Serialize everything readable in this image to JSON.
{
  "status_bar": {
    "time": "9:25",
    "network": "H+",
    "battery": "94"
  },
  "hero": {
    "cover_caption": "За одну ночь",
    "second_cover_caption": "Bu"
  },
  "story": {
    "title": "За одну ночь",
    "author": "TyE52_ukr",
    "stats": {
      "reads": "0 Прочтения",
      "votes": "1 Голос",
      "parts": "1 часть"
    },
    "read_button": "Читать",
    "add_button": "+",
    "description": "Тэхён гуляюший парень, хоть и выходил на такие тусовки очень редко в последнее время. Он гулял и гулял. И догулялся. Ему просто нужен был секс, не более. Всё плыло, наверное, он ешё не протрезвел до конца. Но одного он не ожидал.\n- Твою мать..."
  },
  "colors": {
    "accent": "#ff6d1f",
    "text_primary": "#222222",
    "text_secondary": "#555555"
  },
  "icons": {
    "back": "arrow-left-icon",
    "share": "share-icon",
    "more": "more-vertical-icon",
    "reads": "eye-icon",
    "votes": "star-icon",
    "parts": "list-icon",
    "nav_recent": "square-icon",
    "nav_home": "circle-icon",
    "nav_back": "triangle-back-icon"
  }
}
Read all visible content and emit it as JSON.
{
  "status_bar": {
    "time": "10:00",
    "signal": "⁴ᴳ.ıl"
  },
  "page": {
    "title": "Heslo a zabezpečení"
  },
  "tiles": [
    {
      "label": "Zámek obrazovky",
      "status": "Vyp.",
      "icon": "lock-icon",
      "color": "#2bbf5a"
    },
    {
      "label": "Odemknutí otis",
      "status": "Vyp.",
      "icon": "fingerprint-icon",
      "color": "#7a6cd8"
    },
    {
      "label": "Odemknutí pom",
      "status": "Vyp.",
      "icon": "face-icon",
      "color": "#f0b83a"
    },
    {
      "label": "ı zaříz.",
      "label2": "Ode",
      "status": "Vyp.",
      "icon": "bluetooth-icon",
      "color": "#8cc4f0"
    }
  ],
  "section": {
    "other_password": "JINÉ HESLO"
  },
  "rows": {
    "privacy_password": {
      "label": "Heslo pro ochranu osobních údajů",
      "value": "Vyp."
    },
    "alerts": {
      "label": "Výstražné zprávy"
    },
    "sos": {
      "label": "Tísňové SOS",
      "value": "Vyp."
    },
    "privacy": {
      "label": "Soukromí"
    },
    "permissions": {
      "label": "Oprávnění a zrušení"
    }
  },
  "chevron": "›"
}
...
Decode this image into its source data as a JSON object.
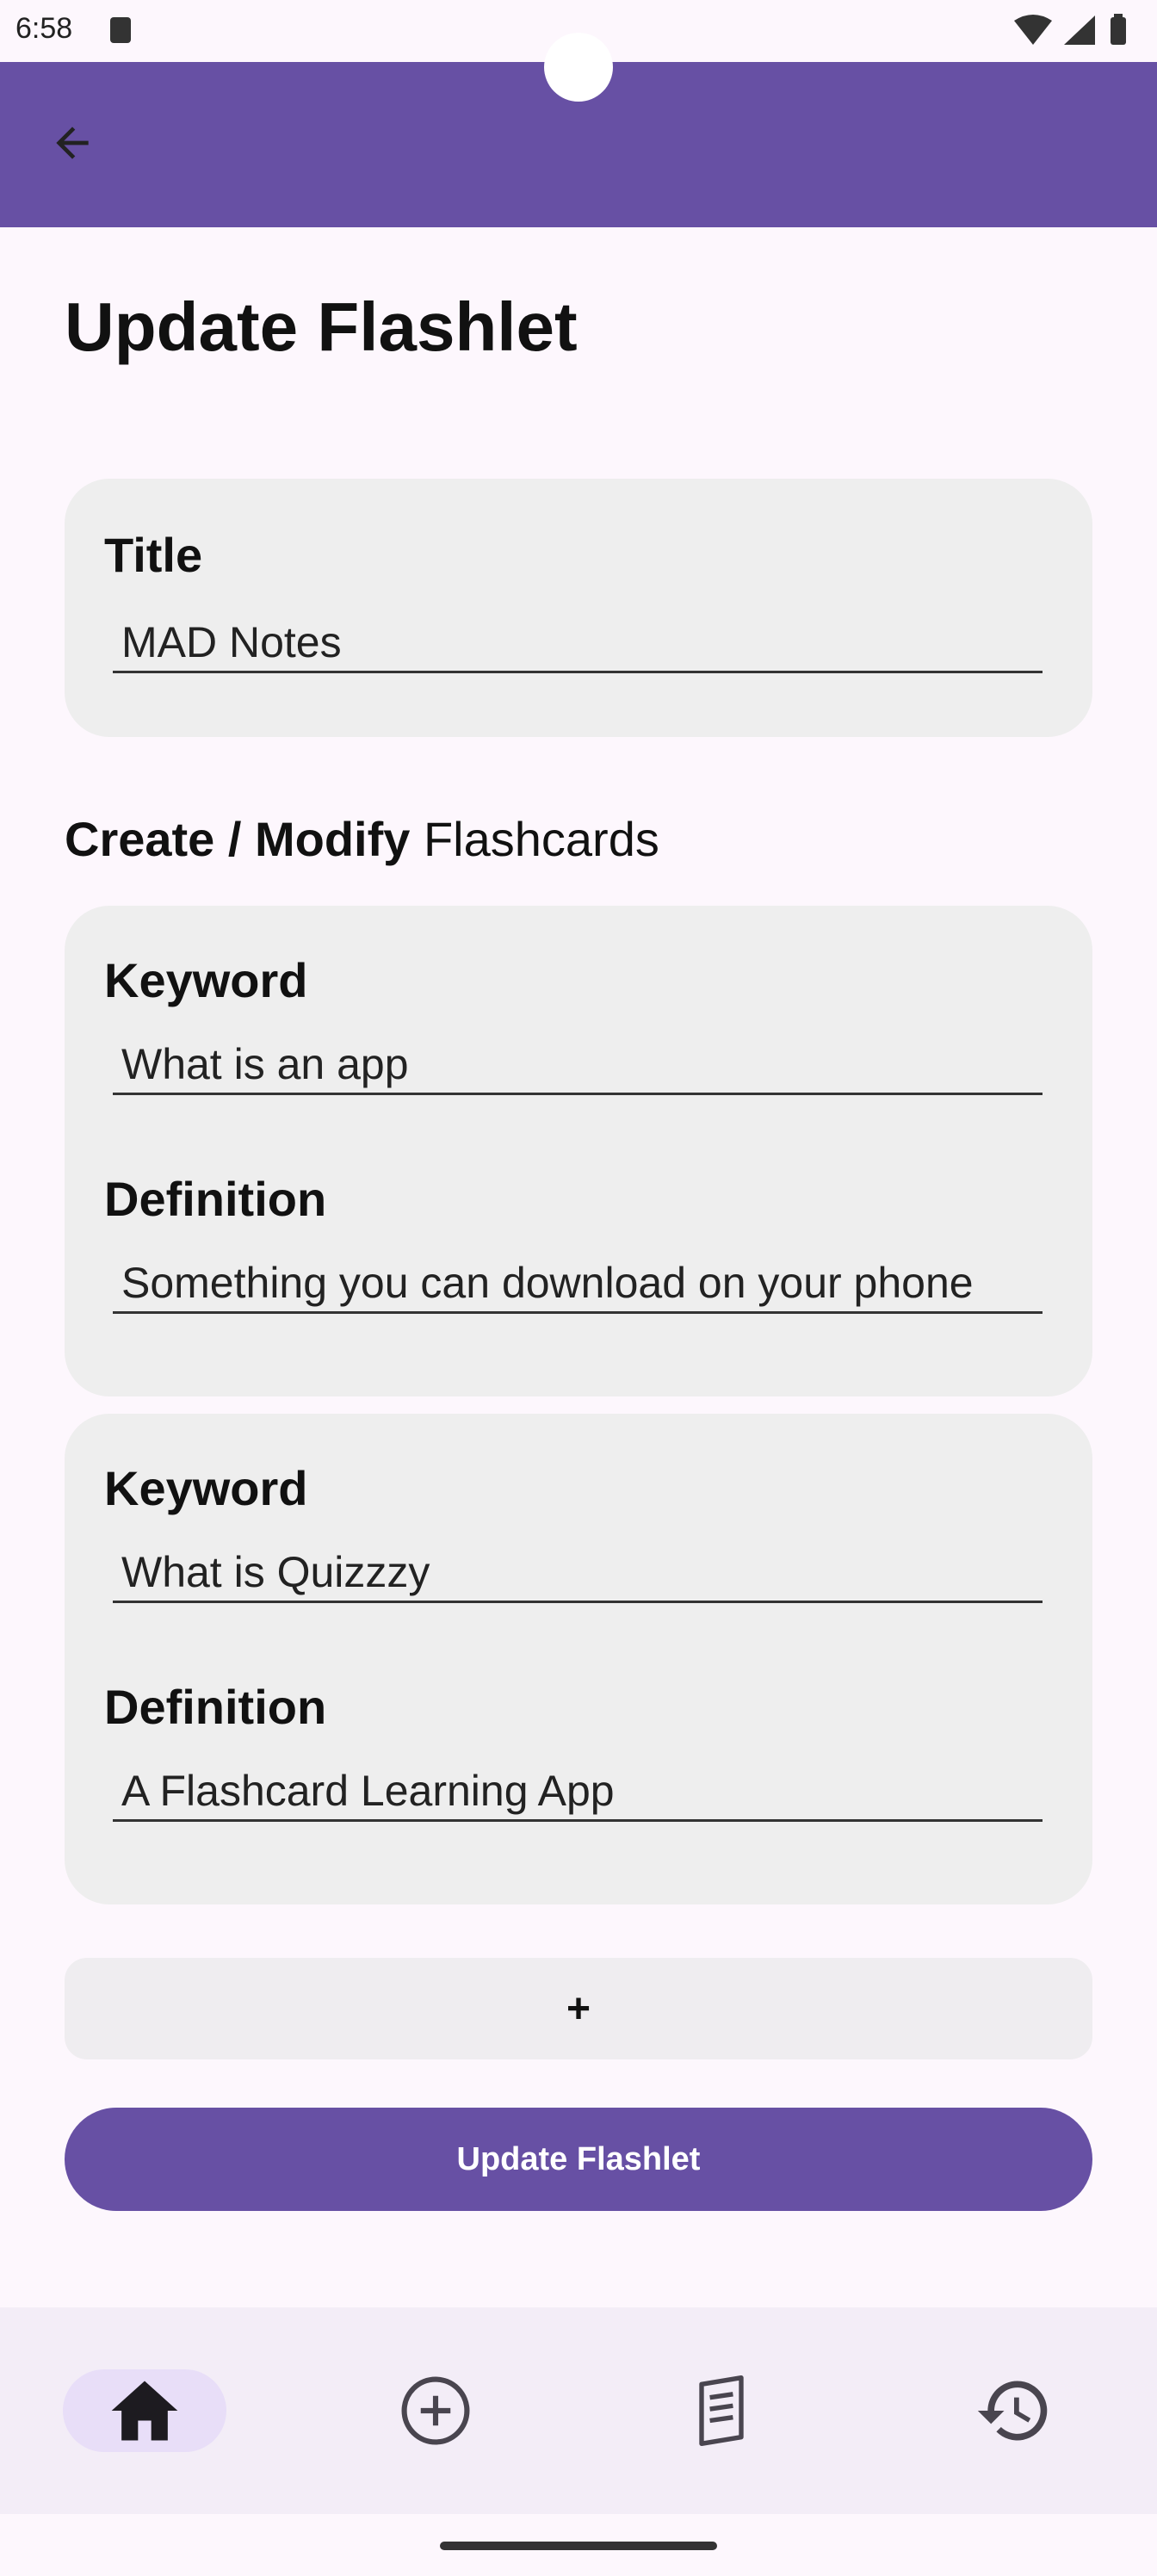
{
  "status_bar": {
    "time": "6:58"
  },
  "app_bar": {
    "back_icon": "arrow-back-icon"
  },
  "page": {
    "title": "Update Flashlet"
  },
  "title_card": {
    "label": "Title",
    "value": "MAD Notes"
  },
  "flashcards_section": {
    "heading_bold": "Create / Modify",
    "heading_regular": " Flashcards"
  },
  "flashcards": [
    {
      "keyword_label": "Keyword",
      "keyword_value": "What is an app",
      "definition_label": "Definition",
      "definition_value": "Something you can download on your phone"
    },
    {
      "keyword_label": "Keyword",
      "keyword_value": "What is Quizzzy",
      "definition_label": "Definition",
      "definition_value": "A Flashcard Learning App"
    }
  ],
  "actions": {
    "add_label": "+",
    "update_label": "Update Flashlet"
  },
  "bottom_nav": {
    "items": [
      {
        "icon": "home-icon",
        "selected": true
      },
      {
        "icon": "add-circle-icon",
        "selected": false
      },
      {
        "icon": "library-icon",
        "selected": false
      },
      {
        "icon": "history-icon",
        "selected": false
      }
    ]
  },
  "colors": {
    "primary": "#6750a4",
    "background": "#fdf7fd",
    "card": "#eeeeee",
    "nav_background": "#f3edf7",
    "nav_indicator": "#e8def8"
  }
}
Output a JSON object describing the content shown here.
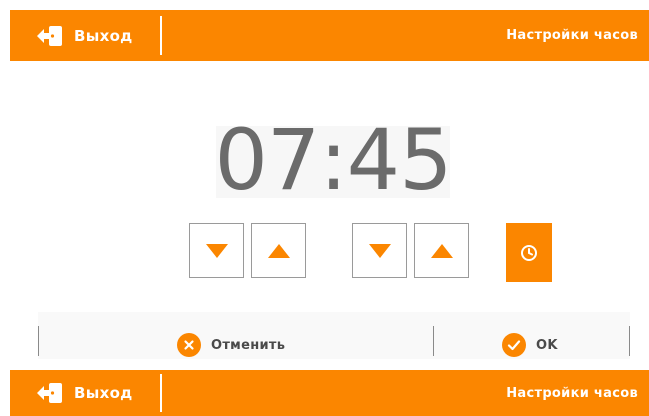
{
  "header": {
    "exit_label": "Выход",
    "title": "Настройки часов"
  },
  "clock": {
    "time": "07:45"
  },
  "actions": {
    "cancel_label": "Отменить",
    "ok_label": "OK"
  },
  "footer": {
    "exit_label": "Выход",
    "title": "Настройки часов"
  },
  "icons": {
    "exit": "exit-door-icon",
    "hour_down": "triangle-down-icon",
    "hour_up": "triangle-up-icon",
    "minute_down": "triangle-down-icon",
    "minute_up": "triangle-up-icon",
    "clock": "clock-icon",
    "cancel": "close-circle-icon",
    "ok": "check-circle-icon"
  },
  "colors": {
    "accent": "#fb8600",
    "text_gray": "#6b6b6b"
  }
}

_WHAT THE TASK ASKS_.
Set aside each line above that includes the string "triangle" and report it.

_WRITTEN REPLY_.
    "nav_back": "triangle-back-icon"
    "hour_down": "triangle-down-icon",
    "hour_up": "triangle-up-icon",
    "minute_down": "triangle-down-icon",
    "minute_up": "triangle-up-icon",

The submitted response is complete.